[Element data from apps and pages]
- - - - - - -
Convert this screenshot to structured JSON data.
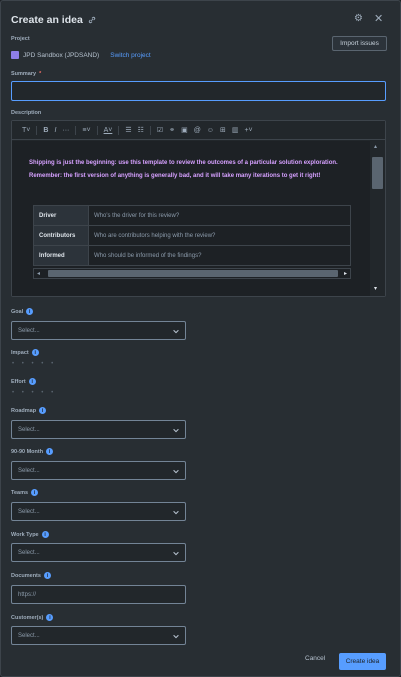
{
  "header": {
    "title": "Create an idea"
  },
  "import_button": "Import issues",
  "project": {
    "label": "Project",
    "name": "JPD Sandbox (JPDSAND)",
    "switch_link": "Switch project"
  },
  "summary": {
    "label": "Summary",
    "required_mark": "*",
    "value": ""
  },
  "description": {
    "label": "Description",
    "text": "Shipping is just the beginning: use this template to review the outcomes of a particular solution exploration. Remember: the first version of anything is generally bad, and it will take many iterations to get it right!",
    "rows": [
      {
        "header": "Driver",
        "value": "Who's the driver for this review?"
      },
      {
        "header": "Contributors",
        "value": "Who are contributors helping with the review?"
      },
      {
        "header": "Informed",
        "value": "Who should be informed of the findings?"
      }
    ]
  },
  "fields": {
    "goal": {
      "label": "Goal",
      "placeholder": "Select..."
    },
    "impact": {
      "label": "Impact",
      "rating": "• • • • •"
    },
    "effort": {
      "label": "Effort",
      "rating": "• • • • •"
    },
    "roadmap": {
      "label": "Roadmap",
      "placeholder": "Select..."
    },
    "month": {
      "label": "90-90 Month",
      "placeholder": "Select..."
    },
    "teams": {
      "label": "Teams",
      "placeholder": "Select..."
    },
    "work_type": {
      "label": "Work Type",
      "placeholder": "Select..."
    },
    "documents": {
      "label": "Documents",
      "placeholder": "https://"
    },
    "customers": {
      "label": "Customer(s)",
      "placeholder": "Select..."
    }
  },
  "footer": {
    "cancel": "Cancel",
    "create": "Create idea"
  },
  "colors": {
    "accent": "#579dff",
    "background": "#282e33",
    "description_text": "#d6a0ff"
  }
}
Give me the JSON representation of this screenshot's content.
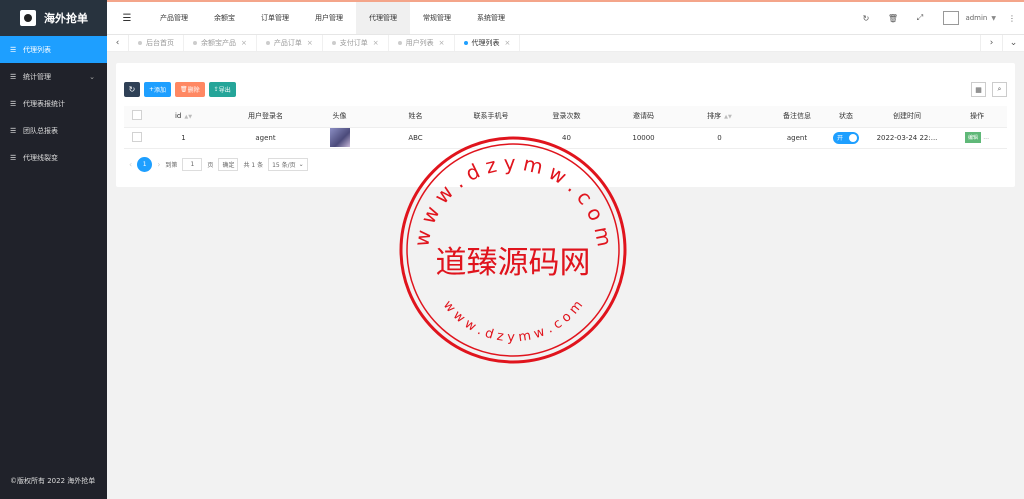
{
  "app": {
    "title": "海外抢单",
    "copyright": "©版权所有 2022 海外抢单"
  },
  "sidebar": {
    "items": [
      {
        "label": "代理列表",
        "active": true
      },
      {
        "label": "统计管理",
        "has_children": true
      },
      {
        "label": "代理表报统计"
      },
      {
        "label": "团队总报表"
      },
      {
        "label": "代理线裂变"
      }
    ]
  },
  "header": {
    "nav": [
      "产品管理",
      "余额宝",
      "订单管理",
      "用户管理",
      "代理管理",
      "常规管理",
      "系统管理"
    ],
    "active_nav": "代理管理",
    "user": "admin"
  },
  "tabs": [
    {
      "label": "后台首页",
      "closable": false
    },
    {
      "label": "余额宝产品",
      "closable": true
    },
    {
      "label": "产品订单",
      "closable": true
    },
    {
      "label": "支付订单",
      "closable": true
    },
    {
      "label": "用户列表",
      "closable": true
    },
    {
      "label": "代理列表",
      "closable": true,
      "active": true
    }
  ],
  "toolbar": {
    "add": "添加",
    "delete": "删除",
    "export": "导出"
  },
  "table": {
    "columns": [
      "id",
      "用户登录名",
      "头像",
      "姓名",
      "联系手机号",
      "登录次数",
      "邀请码",
      "排序",
      "备注信息",
      "状态",
      "创建时间",
      "操作"
    ],
    "rows": [
      {
        "id": "1",
        "login": "agent",
        "name": "ABC",
        "phone": "",
        "logins": "40",
        "invite": "10000",
        "sort": "0",
        "remark": "agent",
        "status": "开",
        "created": "2022-03-24 22:...",
        "action": "编辑"
      }
    ]
  },
  "pager": {
    "current": "1",
    "goto_label": "到第",
    "goto_value": "1",
    "page_label": "页",
    "confirm": "确定",
    "total": "共 1 条",
    "per_page": "15 条/页"
  },
  "watermark": {
    "center": "道臻源码网",
    "top_ring": "w w w . d z y m w . c o m",
    "bottom_ring": "w w w . d z y m w . c o m"
  },
  "colors": {
    "primary": "#1e9fff",
    "sidebar": "#20222a",
    "seal": "#e0141d"
  }
}
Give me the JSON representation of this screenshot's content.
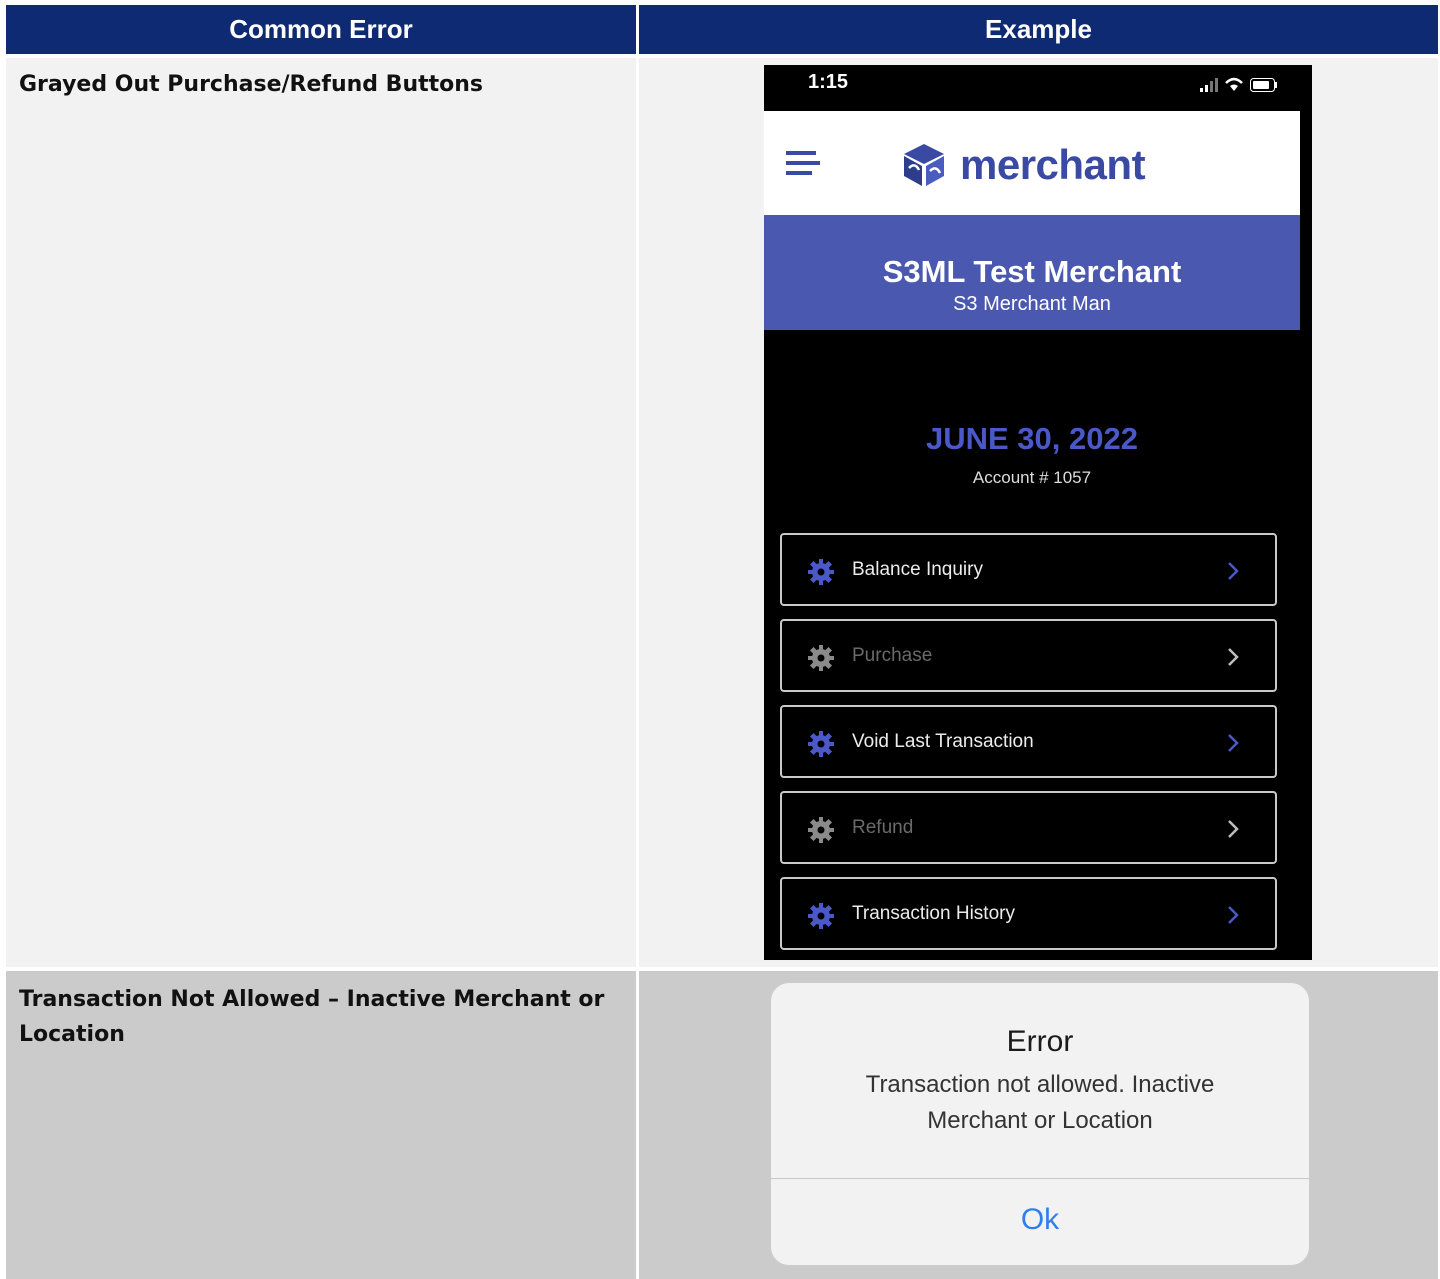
{
  "table": {
    "headers": [
      "Common Error",
      "Example"
    ],
    "rows": [
      {
        "label": "Grayed Out Purchase/Refund Buttons"
      },
      {
        "label": "Transaction Not Allowed – Inactive Merchant or Location"
      }
    ]
  },
  "phone": {
    "status_time": "1:15",
    "logo_text": "merchant",
    "merchant_name": "S3ML Test Merchant",
    "merchant_sub": "S3 Merchant Man",
    "date": "JUNE 30, 2022",
    "account": "Account # 1057",
    "menu": [
      {
        "label": "Balance Inquiry",
        "enabled": true
      },
      {
        "label": "Purchase",
        "enabled": false
      },
      {
        "label": "Void Last Transaction",
        "enabled": true
      },
      {
        "label": "Refund",
        "enabled": false
      },
      {
        "label": "Transaction History",
        "enabled": true
      }
    ]
  },
  "dialog": {
    "title": "Error",
    "message": "Transaction not allowed. Inactive Merchant or Location",
    "button": "Ok"
  },
  "colors": {
    "header_bg": "#0e2a72",
    "merchant_banner": "#4a58b0",
    "accent_blue": "#4a58c8",
    "disabled_gray": "#6a6a6a",
    "ios_blue": "#2e7ef0"
  }
}
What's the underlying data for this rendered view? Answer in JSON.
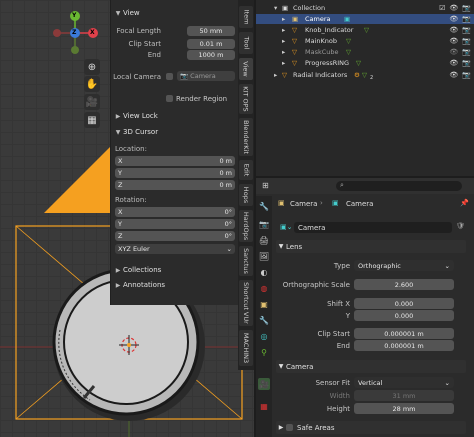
{
  "npanel": {
    "view_title": "View",
    "focal_length_label": "Focal Length",
    "focal_length_value": "50 mm",
    "clip_start_label": "Clip Start",
    "clip_start_value": "0.01 m",
    "end_label": "End",
    "end_value": "1000 m",
    "local_camera_label": "Local Camera",
    "local_camera_value": "Camera",
    "render_region_label": "Render Region",
    "view_lock_title": "View Lock",
    "cursor_title": "3D Cursor",
    "location_label": "Location:",
    "location": [
      {
        "axis": "X",
        "value": "0 m"
      },
      {
        "axis": "Y",
        "value": "0 m"
      },
      {
        "axis": "Z",
        "value": "0 m"
      }
    ],
    "rotation_label": "Rotation:",
    "rotation": [
      {
        "axis": "X",
        "value": "0°"
      },
      {
        "axis": "Y",
        "value": "0°"
      },
      {
        "axis": "Z",
        "value": "0°"
      }
    ],
    "rotation_mode": "XYZ Euler",
    "collections_title": "Collections",
    "annotations_title": "Annotations"
  },
  "vtabs": [
    "Item",
    "Tool",
    "View",
    "KIT OPS",
    "BlenderKit",
    "Edit",
    "Hops",
    "HardOps",
    "Sanctus",
    "Shortcut VUr",
    "MACHIN3"
  ],
  "outliner": {
    "rows": [
      {
        "name": "Collection",
        "depth": 0,
        "selected": false
      },
      {
        "name": "Camera",
        "depth": 1,
        "selected": true
      },
      {
        "name": "Knob_Indicator",
        "depth": 1,
        "selected": false
      },
      {
        "name": "MainKnob",
        "depth": 1,
        "selected": false
      },
      {
        "name": "MaskCube",
        "depth": 1,
        "selected": false
      },
      {
        "name": "ProgressRING",
        "depth": 1,
        "selected": false
      },
      {
        "name": "Radial Indicators",
        "depth": 0,
        "selected": false
      }
    ],
    "radial_badge": "2"
  },
  "properties": {
    "header_object": "Camera",
    "header_data": "Camera",
    "data_name": "Camera",
    "lens_title": "Lens",
    "type_label": "Type",
    "type_value": "Orthographic",
    "ortho_scale_label": "Orthographic Scale",
    "ortho_scale_value": "2.600",
    "shift_x_label": "Shift X",
    "shift_x_value": "0.000",
    "shift_y_label": "Y",
    "shift_y_value": "0.000",
    "clip_start_label": "Clip Start",
    "clip_start_value": "0.000001 m",
    "clip_end_label": "End",
    "clip_end_value": "0.000001 m",
    "camera_title": "Camera",
    "sensor_fit_label": "Sensor Fit",
    "sensor_fit_value": "Vertical",
    "width_label": "Width",
    "width_value": "31 mm",
    "height_label": "Height",
    "height_value": "28 mm",
    "safe_areas_label": "Safe Areas"
  },
  "gizmo": {
    "x": "X",
    "y": "Y",
    "z": "Z"
  },
  "colors": {
    "accent_orange": "#f5a020",
    "selection_blue": "#334d80",
    "x_red": "#e0404a",
    "y_green": "#6ab832",
    "z_blue": "#3a7ad8"
  }
}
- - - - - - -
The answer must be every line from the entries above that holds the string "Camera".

    "local_camera_label": "Local Camera",
    "local_camera_value": "Camera",
        "name": "Camera",
    "header_object": "Camera",
    "header_data": "Camera",
    "data_name": "Camera",
    "camera_title": "Camera",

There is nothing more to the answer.